6. At the time Draim terminated his employment with the Castiel entities, there were numerous outstanding patent applications in which he was a named inventor. These applications have since resulted in the issuance of eleven patents. The patents name various Castiel entities as the assignees. In some of these patents Draim is listed as the sole inventor, and in some he is listed as one of three or four inventors.
7. Draim has not been paid a bonus for the issuance of any of these eleven patents.
8. When the patent office decides that a patent application should be divided into multiple patents, the resulting patents are called "divisional patents." Two of these eleven patents were divisional patents.
9. In February 2000, three months before Draim resigned, Draim and Castiel filed a provisional patent application for an invention that the parties referred to as the "168 slot" invention. In this provisional application, Castiel and Draim were listed as co-inventors. Provisional applications function as "place holders" and are generally not reviewed by the patent board. The applicant has one year from filing the provisional application to file the actual patent application.

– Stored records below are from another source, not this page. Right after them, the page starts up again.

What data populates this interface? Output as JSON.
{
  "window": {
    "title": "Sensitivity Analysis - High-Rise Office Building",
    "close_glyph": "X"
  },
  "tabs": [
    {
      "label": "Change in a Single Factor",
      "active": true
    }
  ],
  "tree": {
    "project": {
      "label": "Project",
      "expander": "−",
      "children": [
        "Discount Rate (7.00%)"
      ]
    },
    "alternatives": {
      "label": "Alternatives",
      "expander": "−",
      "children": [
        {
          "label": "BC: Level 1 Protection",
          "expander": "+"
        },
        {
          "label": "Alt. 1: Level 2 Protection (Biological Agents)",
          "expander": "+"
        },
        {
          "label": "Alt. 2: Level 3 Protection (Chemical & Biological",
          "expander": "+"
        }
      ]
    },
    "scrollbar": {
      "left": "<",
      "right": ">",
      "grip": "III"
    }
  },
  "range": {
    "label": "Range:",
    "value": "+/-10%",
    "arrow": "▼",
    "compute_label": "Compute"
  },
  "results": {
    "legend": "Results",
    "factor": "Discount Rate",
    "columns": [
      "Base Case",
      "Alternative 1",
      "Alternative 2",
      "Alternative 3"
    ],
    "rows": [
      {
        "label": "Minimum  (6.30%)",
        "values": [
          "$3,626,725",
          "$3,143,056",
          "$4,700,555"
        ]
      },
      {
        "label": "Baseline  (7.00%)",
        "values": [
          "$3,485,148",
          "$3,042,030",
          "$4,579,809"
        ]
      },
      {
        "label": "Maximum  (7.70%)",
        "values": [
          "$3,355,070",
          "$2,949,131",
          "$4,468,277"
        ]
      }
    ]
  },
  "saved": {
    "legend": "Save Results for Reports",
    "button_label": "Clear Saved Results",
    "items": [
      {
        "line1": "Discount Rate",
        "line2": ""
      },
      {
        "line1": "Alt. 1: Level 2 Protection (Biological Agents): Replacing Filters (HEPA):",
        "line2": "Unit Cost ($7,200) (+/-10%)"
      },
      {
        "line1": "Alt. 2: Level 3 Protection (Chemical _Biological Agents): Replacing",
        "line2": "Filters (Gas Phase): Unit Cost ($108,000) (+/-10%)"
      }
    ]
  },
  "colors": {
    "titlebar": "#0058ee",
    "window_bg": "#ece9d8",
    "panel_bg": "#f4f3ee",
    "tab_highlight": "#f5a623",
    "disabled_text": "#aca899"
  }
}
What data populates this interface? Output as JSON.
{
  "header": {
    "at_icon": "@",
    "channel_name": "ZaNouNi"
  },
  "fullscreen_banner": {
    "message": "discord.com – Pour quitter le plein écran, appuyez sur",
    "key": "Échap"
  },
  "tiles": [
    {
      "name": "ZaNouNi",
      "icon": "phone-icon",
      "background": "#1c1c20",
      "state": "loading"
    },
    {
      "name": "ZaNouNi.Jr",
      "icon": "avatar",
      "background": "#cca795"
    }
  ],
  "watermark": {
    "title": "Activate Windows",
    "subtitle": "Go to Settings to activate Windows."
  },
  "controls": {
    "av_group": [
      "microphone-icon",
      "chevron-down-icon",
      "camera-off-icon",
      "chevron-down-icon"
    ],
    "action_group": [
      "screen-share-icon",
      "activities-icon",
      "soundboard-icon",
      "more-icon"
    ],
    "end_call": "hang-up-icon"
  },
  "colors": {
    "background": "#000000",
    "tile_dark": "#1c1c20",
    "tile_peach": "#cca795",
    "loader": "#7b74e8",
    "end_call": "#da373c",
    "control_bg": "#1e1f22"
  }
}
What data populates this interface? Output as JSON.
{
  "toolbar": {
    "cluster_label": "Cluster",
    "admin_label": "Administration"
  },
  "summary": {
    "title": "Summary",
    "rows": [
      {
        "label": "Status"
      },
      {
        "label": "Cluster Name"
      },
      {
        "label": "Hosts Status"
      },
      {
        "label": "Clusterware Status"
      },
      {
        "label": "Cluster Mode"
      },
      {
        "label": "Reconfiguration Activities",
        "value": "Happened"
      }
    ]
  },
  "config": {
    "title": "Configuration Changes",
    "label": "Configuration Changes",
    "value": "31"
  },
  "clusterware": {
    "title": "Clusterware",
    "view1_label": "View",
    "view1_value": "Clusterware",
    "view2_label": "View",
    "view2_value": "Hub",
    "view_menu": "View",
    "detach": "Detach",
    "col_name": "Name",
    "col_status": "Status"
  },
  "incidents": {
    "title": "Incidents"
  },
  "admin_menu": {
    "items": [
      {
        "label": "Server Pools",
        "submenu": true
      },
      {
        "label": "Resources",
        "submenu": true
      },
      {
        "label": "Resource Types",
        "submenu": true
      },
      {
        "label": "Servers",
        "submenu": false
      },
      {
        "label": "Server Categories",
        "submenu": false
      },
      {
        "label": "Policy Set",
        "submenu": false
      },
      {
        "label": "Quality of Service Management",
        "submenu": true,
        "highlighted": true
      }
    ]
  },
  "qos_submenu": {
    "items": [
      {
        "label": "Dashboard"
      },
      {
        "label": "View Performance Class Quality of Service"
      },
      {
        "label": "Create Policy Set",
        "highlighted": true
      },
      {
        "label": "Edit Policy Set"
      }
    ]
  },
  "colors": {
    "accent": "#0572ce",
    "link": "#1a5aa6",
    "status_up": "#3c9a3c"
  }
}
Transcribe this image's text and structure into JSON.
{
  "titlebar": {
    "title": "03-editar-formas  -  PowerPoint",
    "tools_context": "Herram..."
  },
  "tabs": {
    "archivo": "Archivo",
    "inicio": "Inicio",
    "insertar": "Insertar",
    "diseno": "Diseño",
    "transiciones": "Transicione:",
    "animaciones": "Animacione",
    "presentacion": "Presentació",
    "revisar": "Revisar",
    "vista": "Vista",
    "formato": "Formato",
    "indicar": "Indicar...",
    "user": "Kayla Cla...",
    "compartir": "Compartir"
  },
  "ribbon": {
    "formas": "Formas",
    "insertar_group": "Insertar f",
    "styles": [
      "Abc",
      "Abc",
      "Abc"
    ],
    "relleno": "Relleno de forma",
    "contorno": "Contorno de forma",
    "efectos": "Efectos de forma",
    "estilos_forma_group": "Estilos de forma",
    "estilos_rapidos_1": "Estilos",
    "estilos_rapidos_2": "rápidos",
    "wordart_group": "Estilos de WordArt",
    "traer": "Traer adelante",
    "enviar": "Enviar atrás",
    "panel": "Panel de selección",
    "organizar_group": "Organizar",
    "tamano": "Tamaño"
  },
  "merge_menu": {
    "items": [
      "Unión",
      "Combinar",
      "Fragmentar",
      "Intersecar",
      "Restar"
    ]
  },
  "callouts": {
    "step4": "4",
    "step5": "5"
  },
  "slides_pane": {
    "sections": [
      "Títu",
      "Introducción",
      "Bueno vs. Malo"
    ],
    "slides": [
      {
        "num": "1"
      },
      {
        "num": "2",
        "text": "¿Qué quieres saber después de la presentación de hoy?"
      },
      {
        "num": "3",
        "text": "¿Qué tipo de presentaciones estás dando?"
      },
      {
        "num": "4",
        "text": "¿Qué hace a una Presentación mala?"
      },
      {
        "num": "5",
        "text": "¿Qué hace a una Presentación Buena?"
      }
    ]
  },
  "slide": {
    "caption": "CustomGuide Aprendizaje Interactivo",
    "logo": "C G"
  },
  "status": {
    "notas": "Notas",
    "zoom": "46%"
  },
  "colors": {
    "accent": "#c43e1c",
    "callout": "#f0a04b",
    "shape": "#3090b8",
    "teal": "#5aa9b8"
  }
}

10. In November 2000, SRA filed an "interfering" patent application for the "168 slot" invention, naming Draim as the sole inventor. Subsequently, in February 2001, Castiel filed an application for the "168 slot" invention, but did not name Draim as an inventor. Ultimately, the patent was issued to Virtual ...